- Task goal:
Your answer must be a word-for-word copy of the listing, with all pictures excluded.
BEGIN Exercise material
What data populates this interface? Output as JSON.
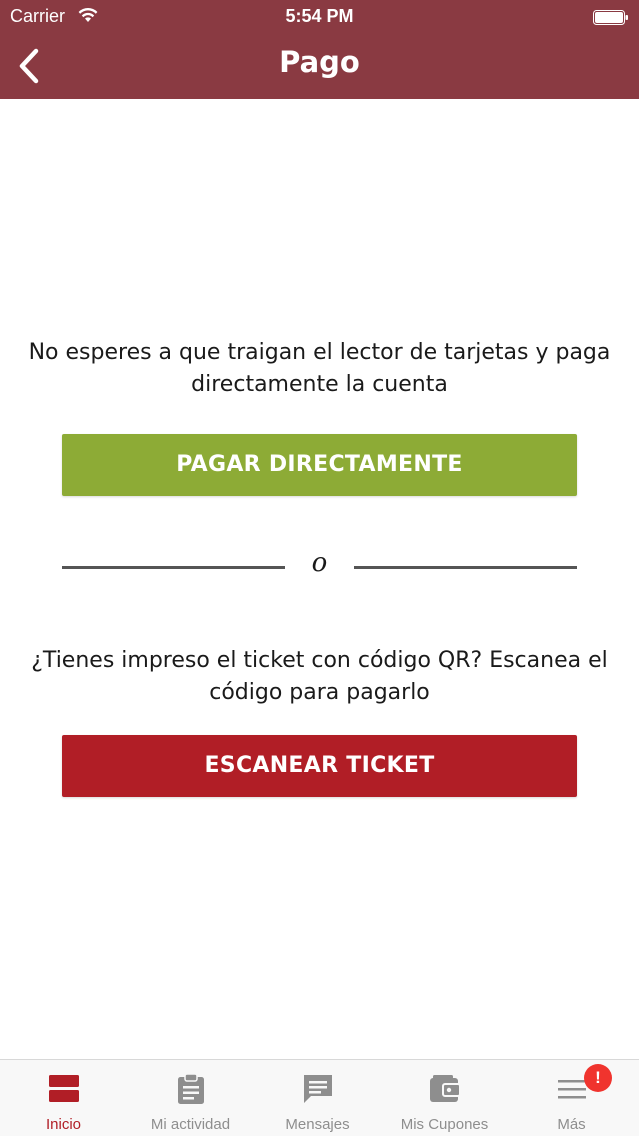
{
  "status_bar": {
    "carrier": "Carrier",
    "time": "5:54 PM"
  },
  "header": {
    "title": "Pago",
    "back_icon": "chevron-left-icon",
    "background_color": "#8a3a42"
  },
  "main": {
    "pay_prompt": "No esperes a que traigan el lector de tarjetas y paga directamente la cuenta",
    "pay_button_label": "PAGAR DIRECTAMENTE",
    "pay_button_color": "#8dab36",
    "divider_text": "o",
    "scan_prompt": "¿Tienes impreso el ticket con código QR? Escanea el código para pagarlo",
    "scan_button_label": "ESCANEAR TICKET",
    "scan_button_color": "#b11e26"
  },
  "tab_bar": {
    "tabs": [
      {
        "label": "Inicio",
        "icon": "home-icon",
        "active": true
      },
      {
        "label": "Mi actividad",
        "icon": "clipboard-icon",
        "active": false
      },
      {
        "label": "Mensajes",
        "icon": "message-icon",
        "active": false
      },
      {
        "label": "Mis Cupones",
        "icon": "wallet-icon",
        "active": false
      },
      {
        "label": "Más",
        "icon": "menu-icon",
        "active": false
      }
    ],
    "badge": "!",
    "active_color": "#b11e26"
  }
}
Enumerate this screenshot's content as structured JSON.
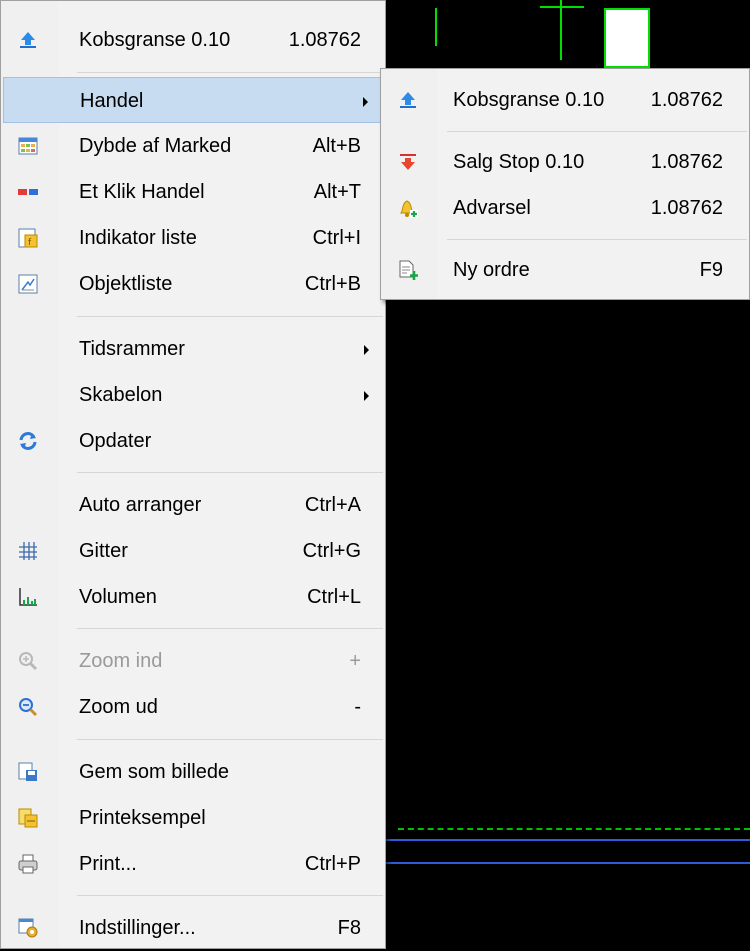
{
  "main_menu": {
    "items": [
      {
        "label": "Kobsgranse 0.10",
        "shortcut": "1.08762"
      },
      {
        "label": "Handel",
        "shortcut": ""
      },
      {
        "label": "Dybde af Marked",
        "shortcut": "Alt+B"
      },
      {
        "label": "Et Klik Handel",
        "shortcut": "Alt+T"
      },
      {
        "label": "Indikator liste",
        "shortcut": "Ctrl+I"
      },
      {
        "label": "Objektliste",
        "shortcut": "Ctrl+B"
      },
      {
        "label": "Tidsrammer",
        "shortcut": ""
      },
      {
        "label": "Skabelon",
        "shortcut": ""
      },
      {
        "label": "Opdater",
        "shortcut": ""
      },
      {
        "label": "Auto arranger",
        "shortcut": "Ctrl+A"
      },
      {
        "label": "Gitter",
        "shortcut": "Ctrl+G"
      },
      {
        "label": "Volumen",
        "shortcut": "Ctrl+L"
      },
      {
        "label": "Zoom ind",
        "shortcut": "+"
      },
      {
        "label": "Zoom ud",
        "shortcut": "-"
      },
      {
        "label": "Gem som billede",
        "shortcut": ""
      },
      {
        "label": "Printeksempel",
        "shortcut": ""
      },
      {
        "label": "Print...",
        "shortcut": "Ctrl+P"
      },
      {
        "label": "Indstillinger...",
        "shortcut": "F8"
      }
    ]
  },
  "sub_menu": {
    "items": [
      {
        "label": "Kobsgranse 0.10",
        "shortcut": "1.08762"
      },
      {
        "label": "Salg Stop 0.10",
        "shortcut": "1.08762"
      },
      {
        "label": "Advarsel",
        "shortcut": "1.08762"
      },
      {
        "label": "Ny ordre",
        "shortcut": "F9"
      }
    ]
  },
  "colors": {
    "highlight": "#c7dcf1",
    "chart_bg": "#000000",
    "chart_green": "#00e000",
    "chart_blue": "#2f5ad8"
  },
  "icons": [
    "buy-limit-icon",
    "market-depth-icon",
    "one-click-trading-icon",
    "indicator-list-icon",
    "object-list-icon",
    "refresh-icon",
    "grid-icon",
    "volume-icon",
    "zoom-in-icon",
    "zoom-out-icon",
    "save-image-icon",
    "print-preview-icon",
    "print-icon",
    "properties-icon",
    "sell-stop-icon",
    "alert-icon",
    "new-order-icon"
  ]
}
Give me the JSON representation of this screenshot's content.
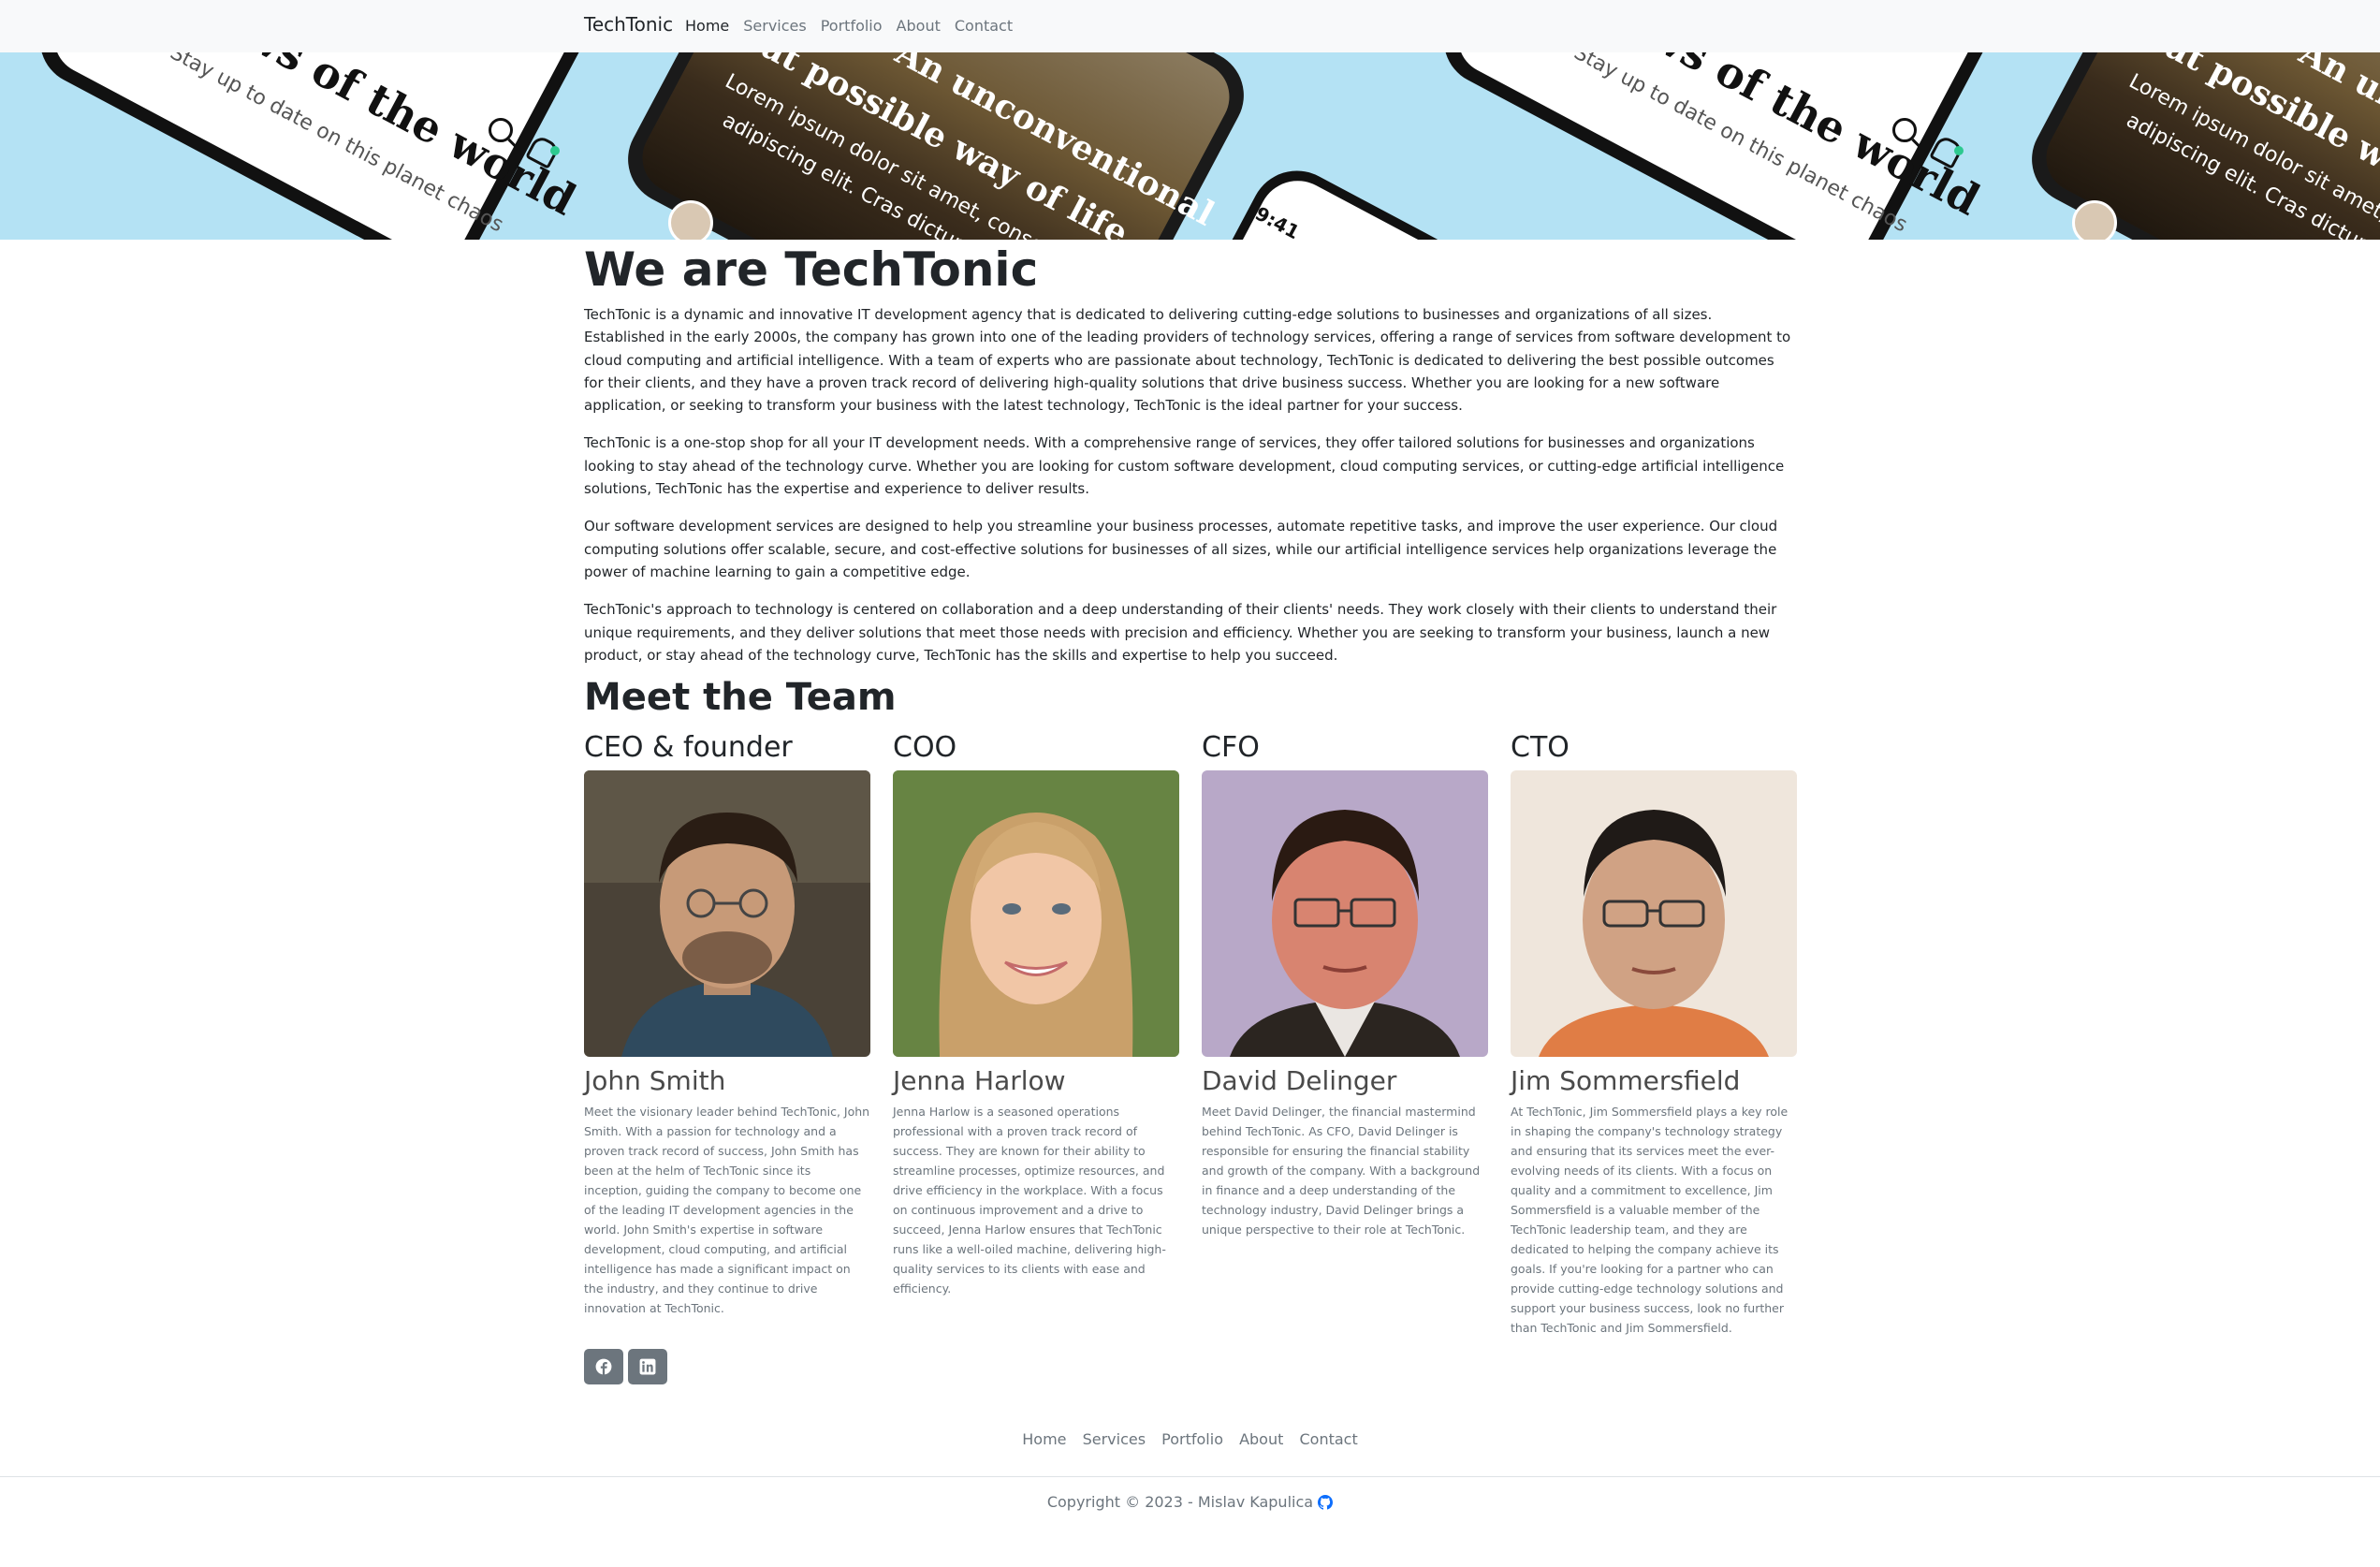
{
  "navbar": {
    "brand": "TechTonic",
    "links": [
      "Home",
      "Services",
      "Portfolio",
      "About",
      "Contact"
    ],
    "active": "Home"
  },
  "banner": {
    "news_title": "News of the world",
    "news_subtitle": "Stay up to date on this planet chaos",
    "nomad_title_line1": "Nomads. An unconventional",
    "nomad_title_line2": "but possible way of life.",
    "nomad_body_line1": "Lorem ipsum dolor sit amet, consectetur",
    "nomad_body_line2": "adipiscing elit. Cras dictum tristique",
    "clock": "9:41"
  },
  "about": {
    "title": "We are TechTonic",
    "paragraphs": [
      "TechTonic is a dynamic and innovative IT development agency that is dedicated to delivering cutting-edge solutions to businesses and organizations of all sizes. Established in the early 2000s, the company has grown into one of the leading providers of technology services, offering a range of services from software development to cloud computing and artificial intelligence. With a team of experts who are passionate about technology, TechTonic is dedicated to delivering the best possible outcomes for their clients, and they have a proven track record of delivering high-quality solutions that drive business success. Whether you are looking for a new software application, or seeking to transform your business with the latest technology, TechTonic is the ideal partner for your success.",
      "TechTonic is a one-stop shop for all your IT development needs. With a comprehensive range of services, they offer tailored solutions for businesses and organizations looking to stay ahead of the technology curve. Whether you are looking for custom software development, cloud computing services, or cutting-edge artificial intelligence solutions, TechTonic has the expertise and experience to deliver results.",
      "Our software development services are designed to help you streamline your business processes, automate repetitive tasks, and improve the user experience. Our cloud computing solutions offer scalable, secure, and cost-effective solutions for businesses of all sizes, while our artificial intelligence services help organizations leverage the power of machine learning to gain a competitive edge.",
      "TechTonic's approach to technology is centered on collaboration and a deep understanding of their clients' needs. They work closely with their clients to understand their unique requirements, and they deliver solutions that meet those needs with precision and efficiency. Whether you are seeking to transform your business, launch a new product, or stay ahead of the technology curve, TechTonic has the skills and expertise to help you succeed."
    ]
  },
  "team": {
    "title": "Meet the Team",
    "members": [
      {
        "role": "CEO & founder",
        "name": "John Smith",
        "bio": "Meet the visionary leader behind TechTonic, John Smith. With a passion for technology and a proven track record of success, John Smith has been at the helm of TechTonic since its inception, guiding the company to become one of the leading IT development agencies in the world. John Smith's expertise in software development, cloud computing, and artificial intelligence has made a significant impact on the industry, and they continue to drive innovation at TechTonic."
      },
      {
        "role": "COO",
        "name": "Jenna Harlow",
        "bio": "Jenna Harlow is a seasoned operations professional with a proven track record of success. They are known for their ability to streamline processes, optimize resources, and drive efficiency in the workplace. With a focus on continuous improvement and a drive to succeed, Jenna Harlow ensures that TechTonic runs like a well-oiled machine, delivering high-quality services to its clients with ease and efficiency."
      },
      {
        "role": "CFO",
        "name": "David Delinger",
        "bio": "Meet David Delinger, the financial mastermind behind TechTonic. As CFO, David Delinger is responsible for ensuring the financial stability and growth of the company. With a background in finance and a deep understanding of the technology industry, David Delinger brings a unique perspective to their role at TechTonic."
      },
      {
        "role": "CTO",
        "name": "Jim Sommersfield",
        "bio": "At TechTonic, Jim Sommersfield plays a key role in shaping the company's technology strategy and ensuring that its services meet the ever-evolving needs of its clients. With a focus on quality and a commitment to excellence, Jim Sommersfield is a valuable member of the TechTonic leadership team, and they are dedicated to helping the company achieve its goals. If you're looking for a partner who can provide cutting-edge technology solutions and support your business success, look no further than TechTonic and Jim Sommersfield."
      }
    ]
  },
  "socials": [
    "facebook-icon",
    "linkedin-icon"
  ],
  "footer": {
    "links": [
      "Home",
      "Services",
      "Portfolio",
      "About",
      "Contact"
    ],
    "copyright": "Copyright © 2023 - Mislav Kapulica"
  },
  "colors": {
    "navbar_bg": "#f8f9fa",
    "banner_bg": "#b4e2f4",
    "button_bg": "#6c757d",
    "github_icon": "#0d6efd"
  }
}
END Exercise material
- Task output:
What data populates this interface? Output as JSON.
{
  "status_bar": {
    "carrier": "Carrier",
    "time": "5:54 PM"
  },
  "header": {
    "title": "Pago",
    "back_icon": "chevron-left-icon",
    "background_color": "#8a3a42"
  },
  "main": {
    "pay_prompt": "No esperes a que traigan el lector de tarjetas y paga directamente la cuenta",
    "pay_button_label": "PAGAR DIRECTAMENTE",
    "pay_button_color": "#8dab36",
    "divider_text": "o",
    "scan_prompt": "¿Tienes impreso el ticket con código QR? Escanea el código para pagarlo",
    "scan_button_label": "ESCANEAR TICKET",
    "scan_button_color": "#b11e26"
  },
  "tab_bar": {
    "tabs": [
      {
        "label": "Inicio",
        "icon": "home-icon",
        "active": true
      },
      {
        "label": "Mi actividad",
        "icon": "clipboard-icon",
        "active": false
      },
      {
        "label": "Mensajes",
        "icon": "message-icon",
        "active": false
      },
      {
        "label": "Mis Cupones",
        "icon": "wallet-icon",
        "active": false
      },
      {
        "label": "Más",
        "icon": "menu-icon",
        "active": false
      }
    ],
    "badge": "!",
    "active_color": "#b11e26"
  }
}
Enumerate this screenshot's content as structured JSON.
{
  "main_menu": {
    "items": [
      {
        "label": "Kobsgranse 0.10",
        "shortcut": "1.08762"
      },
      {
        "label": "Handel",
        "shortcut": ""
      },
      {
        "label": "Dybde af Marked",
        "shortcut": "Alt+B"
      },
      {
        "label": "Et Klik Handel",
        "shortcut": "Alt+T"
      },
      {
        "label": "Indikator liste",
        "shortcut": "Ctrl+I"
      },
      {
        "label": "Objektliste",
        "shortcut": "Ctrl+B"
      },
      {
        "label": "Tidsrammer",
        "shortcut": ""
      },
      {
        "label": "Skabelon",
        "shortcut": ""
      },
      {
        "label": "Opdater",
        "shortcut": ""
      },
      {
        "label": "Auto arranger",
        "shortcut": "Ctrl+A"
      },
      {
        "label": "Gitter",
        "shortcut": "Ctrl+G"
      },
      {
        "label": "Volumen",
        "shortcut": "Ctrl+L"
      },
      {
        "label": "Zoom ind",
        "shortcut": "+"
      },
      {
        "label": "Zoom ud",
        "shortcut": "-"
      },
      {
        "label": "Gem som billede",
        "shortcut": ""
      },
      {
        "label": "Printeksempel",
        "shortcut": ""
      },
      {
        "label": "Print...",
        "shortcut": "Ctrl+P"
      },
      {
        "label": "Indstillinger...",
        "shortcut": "F8"
      }
    ]
  },
  "sub_menu": {
    "items": [
      {
        "label": "Kobsgranse 0.10",
        "shortcut": "1.08762"
      },
      {
        "label": "Salg Stop 0.10",
        "shortcut": "1.08762"
      },
      {
        "label": "Advarsel",
        "shortcut": "1.08762"
      },
      {
        "label": "Ny ordre",
        "shortcut": "F9"
      }
    ]
  },
  "colors": {
    "highlight": "#c7dcf1",
    "chart_bg": "#000000",
    "chart_green": "#00e000",
    "chart_blue": "#2f5ad8"
  },
  "icons": [
    "buy-limit-icon",
    "market-depth-icon",
    "one-click-trading-icon",
    "indicator-list-icon",
    "object-list-icon",
    "refresh-icon",
    "grid-icon",
    "volume-icon",
    "zoom-in-icon",
    "zoom-out-icon",
    "save-image-icon",
    "print-preview-icon",
    "print-icon",
    "properties-icon",
    "sell-stop-icon",
    "alert-icon",
    "new-order-icon"
  ]
}
Give me the JSON representation of this screenshot's content.
{
  "navbar": {
    "brand": "TechTonic",
    "links": [
      "Home",
      "Services",
      "Portfolio",
      "About",
      "Contact"
    ],
    "active": "Home"
  },
  "banner": {
    "news_title": "News of the world",
    "news_subtitle": "Stay up to date on this planet chaos",
    "nomad_title_line1": "Nomads. An unconventional",
    "nomad_title_line2": "but possible way of life.",
    "nomad_body_line1": "Lorem ipsum dolor sit amet, consectetur",
    "nomad_body_line2": "adipiscing elit. Cras dictum tristique",
    "clock": "9:41"
  },
  "about": {
    "title": "We are TechTonic",
    "paragraphs": [
      "TechTonic is a dynamic and innovative IT development agency that is dedicated to delivering cutting-edge solutions to businesses and organizations of all sizes. Established in the early 2000s, the company has grown into one of the leading providers of technology services, offering a range of services from software development to cloud computing and artificial intelligence. With a team of experts who are passionate about technology, TechTonic is dedicated to delivering the best possible outcomes for their clients, and they have a proven track record of delivering high-quality solutions that drive business success. Whether you are looking for a new software application, or seeking to transform your business with the latest technology, TechTonic is the ideal partner for your success.",
      "TechTonic is a one-stop shop for all your IT development needs. With a comprehensive range of services, they offer tailored solutions for businesses and organizations looking to stay ahead of the technology curve. Whether you are looking for custom software development, cloud computing services, or cutting-edge artificial intelligence solutions, TechTonic has the expertise and experience to deliver results.",
      "Our software development services are designed to help you streamline your business processes, automate repetitive tasks, and improve the user experience. Our cloud computing solutions offer scalable, secure, and cost-effective solutions for businesses of all sizes, while our artificial intelligence services help organizations leverage the power of machine learning to gain a competitive edge.",
      "TechTonic's approach to technology is centered on collaboration and a deep understanding of their clients' needs. They work closely with their clients to understand their unique requirements, and they deliver solutions that meet those needs with precision and efficiency. Whether you are seeking to transform your business, launch a new product, or stay ahead of the technology curve, TechTonic has the skills and expertise to help you succeed."
    ]
  },
  "team": {
    "title": "Meet the Team",
    "members": [
      {
        "role": "CEO & founder",
        "name": "John Smith",
        "bio": "Meet the visionary leader behind TechTonic, John Smith. With a passion for technology and a proven track record of success, John Smith has been at the helm of TechTonic since its inception, guiding the company to become one of the leading IT development agencies in the world. John Smith's expertise in software development, cloud computing, and artificial intelligence has made a significant impact on the industry, and they continue to drive innovation at TechTonic."
      },
      {
        "role": "COO",
        "name": "Jenna Harlow",
        "bio": "Jenna Harlow is a seasoned operations professional with a proven track record of success. They are known for their ability to streamline processes, optimize resources, and drive efficiency in the workplace. With a focus on continuous improvement and a drive to succeed, Jenna Harlow ensures that TechTonic runs like a well-oiled machine, delivering high-quality services to its clients with ease and efficiency."
      },
      {
        "role": "CFO",
        "name": "David Delinger",
        "bio": "Meet David Delinger, the financial mastermind behind TechTonic. As CFO, David Delinger is responsible for ensuring the financial stability and growth of the company. With a background in finance and a deep understanding of the technology industry, David Delinger brings a unique perspective to their role at TechTonic."
      },
      {
        "role": "CTO",
        "name": "Jim Sommersfield",
        "bio": "At TechTonic, Jim Sommersfield plays a key role in shaping the company's technology strategy and ensuring that its services meet the ever-evolving needs of its clients. With a focus on quality and a commitment to excellence, Jim Sommersfield is a valuable member of the TechTonic leadership team, and they are dedicated to helping the company achieve its goals. If you're looking for a partner who can provide cutting-edge technology solutions and support your business success, look no further than TechTonic and Jim Sommersfield."
      }
    ]
  },
  "socials": [
    "facebook-icon",
    "linkedin-icon"
  ],
  "footer": {
    "links": [
      "Home",
      "Services",
      "Portfolio",
      "About",
      "Contact"
    ],
    "copyright": "Copyright © 2023 - Mislav Kapulica"
  },
  "colors": {
    "navbar_bg": "#f8f9fa",
    "banner_bg": "#b4e2f4",
    "button_bg": "#6c757d",
    "github_icon": "#0d6efd"
  }
}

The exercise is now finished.